## [Prompt]
Which lines of the data below include the string "time"? Return each of them.

## [Excerpted data]
>>>>

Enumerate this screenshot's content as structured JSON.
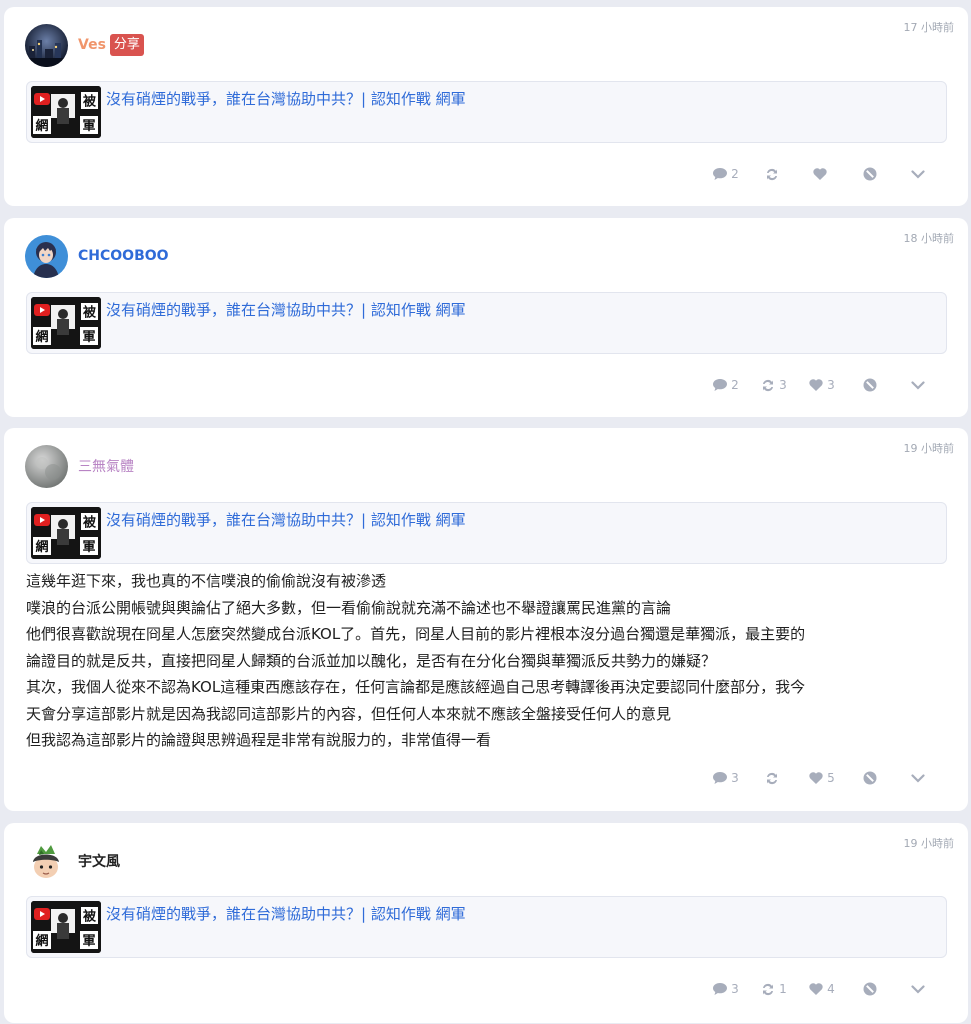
{
  "posts": [
    {
      "author": "Ves",
      "author_color": "#f0956b",
      "share_label": "分享",
      "time": "17 小時前",
      "avatar_icon": "night-city-avatar",
      "link_title": "沒有硝煙的戰爭，誰在台灣協助中共？| 認知作戰 網軍",
      "text": [],
      "stats": {
        "comments": "2",
        "reposts": "",
        "likes": ""
      }
    },
    {
      "author": "CHCOOBOO",
      "author_color": "#2f6bd8",
      "share_label": "",
      "time": "18 小時前",
      "avatar_icon": "anime-character-avatar",
      "link_title": "沒有硝煙的戰爭，誰在台灣協助中共？| 認知作戰 網軍",
      "text": [],
      "stats": {
        "comments": "2",
        "reposts": "3",
        "likes": "3"
      }
    },
    {
      "author": "三無氣體",
      "author_color": "#b884c4",
      "share_label": "",
      "time": "19 小時前",
      "avatar_icon": "gray-orb-avatar",
      "link_title": "沒有硝煙的戰爭，誰在台灣協助中共？| 認知作戰 網軍",
      "text": [
        "這幾年逛下來，我也真的不信噗浪的偷偷說沒有被滲透",
        "噗浪的台派公開帳號與輿論佔了絕大多數，但一看偷偷說就充滿不論述也不舉證讓罵民進黨的言論",
        "他們很喜歡說現在冏星人怎麼突然變成台派KOL了。首先，冏星人目前的影片裡根本沒分過台獨還是華獨派，最主要的",
        "論證目的就是反共，直接把冏星人歸類的台派並加以醜化，是否有在分化台獨與華獨派反共勢力的嫌疑？",
        "其次，我個人從來不認為KOL這種東西應該存在，任何言論都是應該經過自己思考轉譯後再決定要認同什麼部分，我今",
        "天會分享這部影片就是因為我認同這部影片的內容，但任何人本來就不應該全盤接受任何人的意見",
        "但我認為這部影片的論證與思辨過程是非常有說服力的，非常值得一看"
      ],
      "stats": {
        "comments": "3",
        "reposts": "",
        "likes": "5"
      }
    },
    {
      "author": "宇文風",
      "author_color": "#222222",
      "share_label": "",
      "time": "19 小時前",
      "avatar_icon": "green-hat-character-avatar",
      "link_title": "沒有硝煙的戰爭，誰在台灣協助中共？| 認知作戰 網軍",
      "text": [],
      "stats": {
        "comments": "3",
        "reposts": "1",
        "likes": "4"
      }
    }
  ],
  "thumbnail": {
    "top_right": "被",
    "bottom_left": "網",
    "bottom_right": "軍"
  },
  "colors": {
    "link": "#2f6bd8",
    "icon": "#a7adbb",
    "badge": "#d9534f",
    "background": "#e9ebf2"
  }
}
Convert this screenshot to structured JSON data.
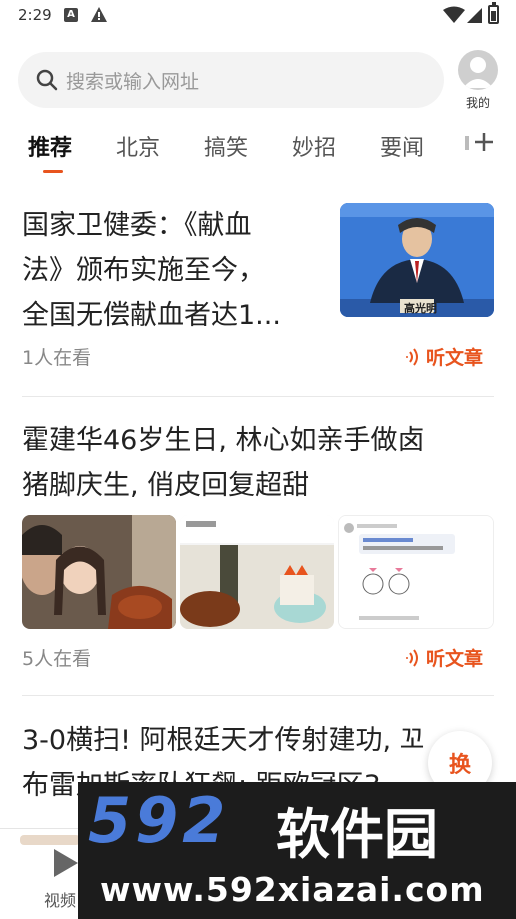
{
  "status_bar": {
    "time": "2:29",
    "notification_icons": [
      "a-icon",
      "warning-icon"
    ],
    "system_icons": [
      "wifi-icon",
      "signal-icon",
      "battery-icon"
    ]
  },
  "search": {
    "placeholder": "搜索或输入网址"
  },
  "profile": {
    "label": "我的"
  },
  "tabs": [
    {
      "label": "推荐",
      "active": true
    },
    {
      "label": "北京",
      "active": false
    },
    {
      "label": "搞笑",
      "active": false
    },
    {
      "label": "妙招",
      "active": false
    },
    {
      "label": "要闻",
      "active": false
    }
  ],
  "articles": [
    {
      "title_lines": [
        "国家卫健委：《献血",
        "法》颁布实施至今，",
        "全国无偿献血者达1..."
      ],
      "views": "1人在看",
      "listen_label": "听文章",
      "image_caption": "高光明"
    },
    {
      "title_lines": [
        "霍建华46岁生日, 林心如亲手做卤",
        "猪脚庆生, 俏皮回复超甜"
      ],
      "views": "5人在看",
      "listen_label": "听文章"
    },
    {
      "title_lines": [
        "3-0横扫! 阿根廷天才传射建功, 꼬",
        "布雷加斯率队狂飙: 距欧冠区3"
      ]
    }
  ],
  "swap_button": {
    "label": "换"
  },
  "bottom_nav": {
    "video_label": "视频"
  },
  "watermark": {
    "logo_number": "592",
    "logo_text": "软件园",
    "url": "www.592xiazai.com"
  },
  "colors": {
    "accent": "#e8541e",
    "watermark_bg": "#1c1c1c",
    "watermark_blue": "#4a7bd9"
  }
}
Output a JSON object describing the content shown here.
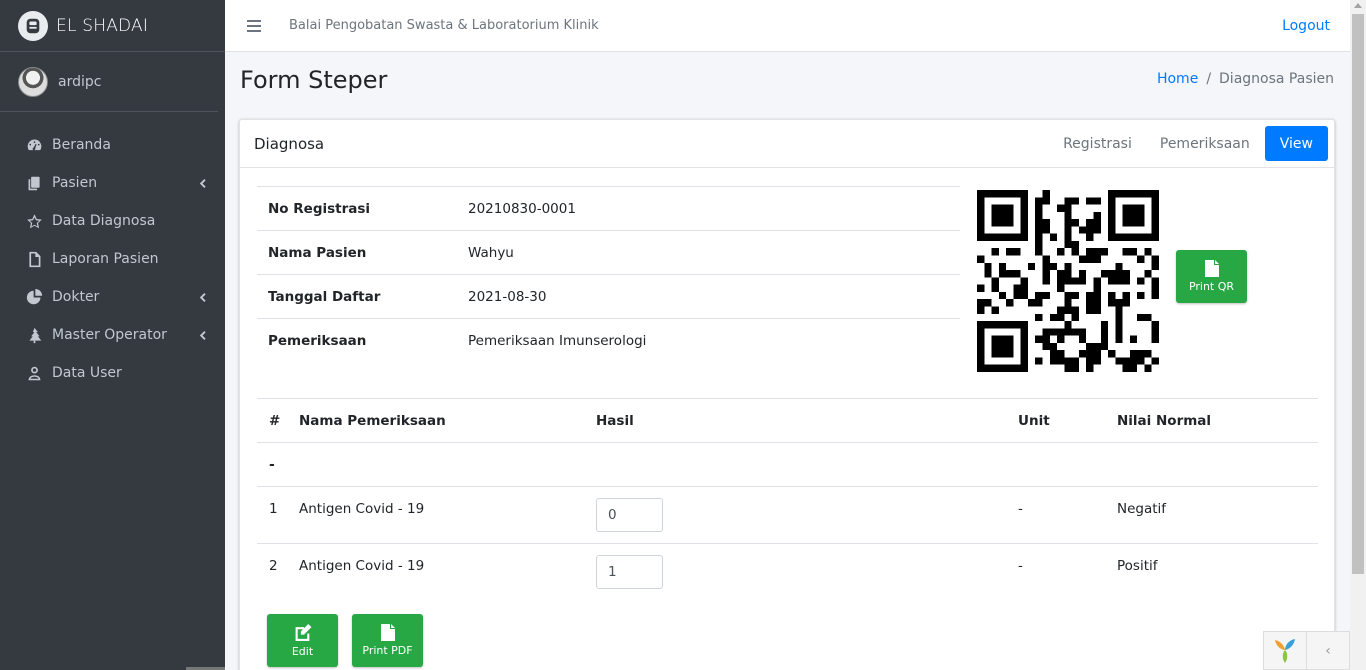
{
  "sidebar": {
    "brand": "EL SHADAI",
    "user": "ardipc",
    "items": [
      {
        "label": "Beranda"
      },
      {
        "label": "Pasien"
      },
      {
        "label": "Data Diagnosa"
      },
      {
        "label": "Laporan Pasien"
      },
      {
        "label": "Dokter"
      },
      {
        "label": "Master Operator"
      },
      {
        "label": "Data User"
      }
    ]
  },
  "topbar": {
    "title": "Balai Pengobatan Swasta & Laboratorium Klinik",
    "logout": "Logout"
  },
  "page": {
    "title": "Form Steper",
    "breadcrumb": {
      "home": "Home",
      "sep": "/",
      "current": "Diagnosa Pasien"
    }
  },
  "card": {
    "title": "Diagnosa",
    "tabs": [
      {
        "label": "Registrasi"
      },
      {
        "label": "Pemeriksaan"
      },
      {
        "label": "View"
      }
    ]
  },
  "info": [
    {
      "key": "No Registrasi",
      "value": "20210830-0001"
    },
    {
      "key": "Nama Pasien",
      "value": "Wahyu"
    },
    {
      "key": "Tanggal Daftar",
      "value": "2021-08-30"
    },
    {
      "key": "Pemeriksaan",
      "value": "Pemeriksaan Imunserologi"
    }
  ],
  "buttons": {
    "print_qr": "Print QR",
    "edit": "Edit",
    "print_pdf": "Print PDF"
  },
  "results": {
    "headers": {
      "num": "#",
      "name": "Nama Pemeriksaan",
      "hasil": "Hasil",
      "unit": "Unit",
      "normal": "Nilai Normal"
    },
    "group": "-",
    "rows": [
      {
        "num": "1",
        "name": "Antigen Covid - 19",
        "hasil": "0",
        "unit": "-",
        "normal": "Negatif"
      },
      {
        "num": "2",
        "name": "Antigen Covid - 19",
        "hasil": "1",
        "unit": "-",
        "normal": "Positif"
      }
    ]
  },
  "dev": {
    "toggle": "‹"
  }
}
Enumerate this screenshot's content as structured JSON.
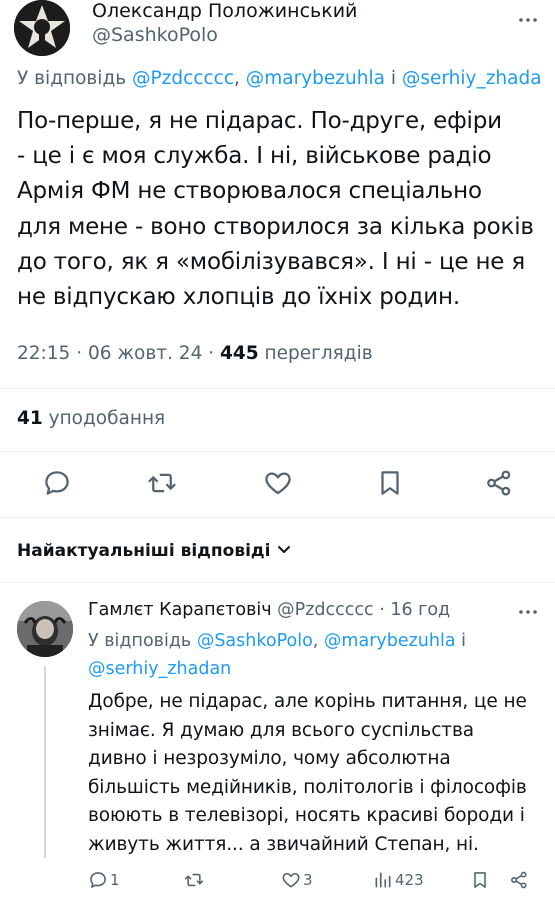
{
  "main_tweet": {
    "author_name": "Олександр Положинський",
    "author_handle": "@SashkoPolo",
    "reply_prefix": "У відповідь ",
    "reply_to": [
      "@Pzdccccc",
      "@marybezuhla",
      "@serhiy_zhada"
    ],
    "reply_sep_1": ", ",
    "reply_sep_2": " і ",
    "text_lines": [
      "По-перше, я не підарас. По-друге, ефіри",
      "- це і є моя служба. І ні, військове радіо",
      "Армія ФМ не створювалося спеціально",
      "для мене - воно створилося за кілька років",
      "до того, як я «мобілізувався». І ні - це не я",
      "не відпускаю хлопців до їхніх родин."
    ],
    "time": "22:15 · 06 жовт. 24 · ",
    "views_count": "445",
    "views_label": " переглядів",
    "likes_count": "41",
    "likes_label": " уподобання"
  },
  "actions": {
    "reply_icon": "reply-icon",
    "retweet_icon": "retweet-icon",
    "like_icon": "heart-icon",
    "bookmark_icon": "bookmark-icon",
    "share_icon": "share-icon"
  },
  "replies_section": {
    "title": "Найактуальніші відповіді"
  },
  "reply_tweet": {
    "author_name": "Гамлєт Карапєтовіч",
    "author_handle": "@Pzdccccc",
    "time": " · 16 год",
    "reply_prefix": "У відповідь ",
    "reply_to": [
      "@SashkoPolo",
      "@marybezuhla",
      "@serhiy_zhadan"
    ],
    "reply_sep_1": ", ",
    "reply_sep_2": " і",
    "text_lines": [
      "Добре, не підарас, але корінь питання, це не",
      "знімає. Я думаю для всього суспільства",
      "дивно і незрозуміло, чому абсолютна",
      "більшість медійників, політологів і філософів",
      "воюють в телевізорі, носять красиві бороди і",
      "живуть життя... а звичайний Степан, ні."
    ],
    "reply_count": "1",
    "retweet_count": "",
    "like_count": "3",
    "views_count": "423"
  },
  "colors": {
    "link": "#1d9bf0",
    "muted": "#536471",
    "text": "#0f1419",
    "divider": "#eff3f4"
  }
}
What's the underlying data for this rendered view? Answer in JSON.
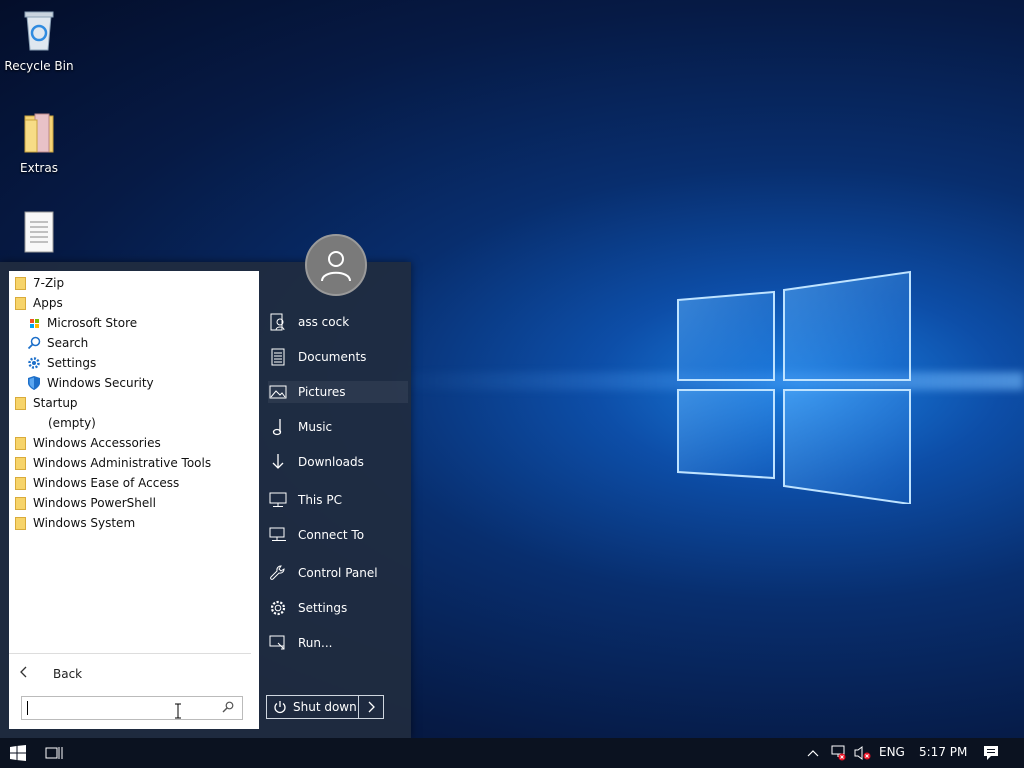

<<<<

## [Response area]
      "time": "17 小時前",
      "time": "18 小時前",
      "time": "19 小時前",
      "time": "19 小時前",
    "time": "2:29",
    "time": "22:15 · 06 жовт. 24 · ",
    "time": " · 16 год",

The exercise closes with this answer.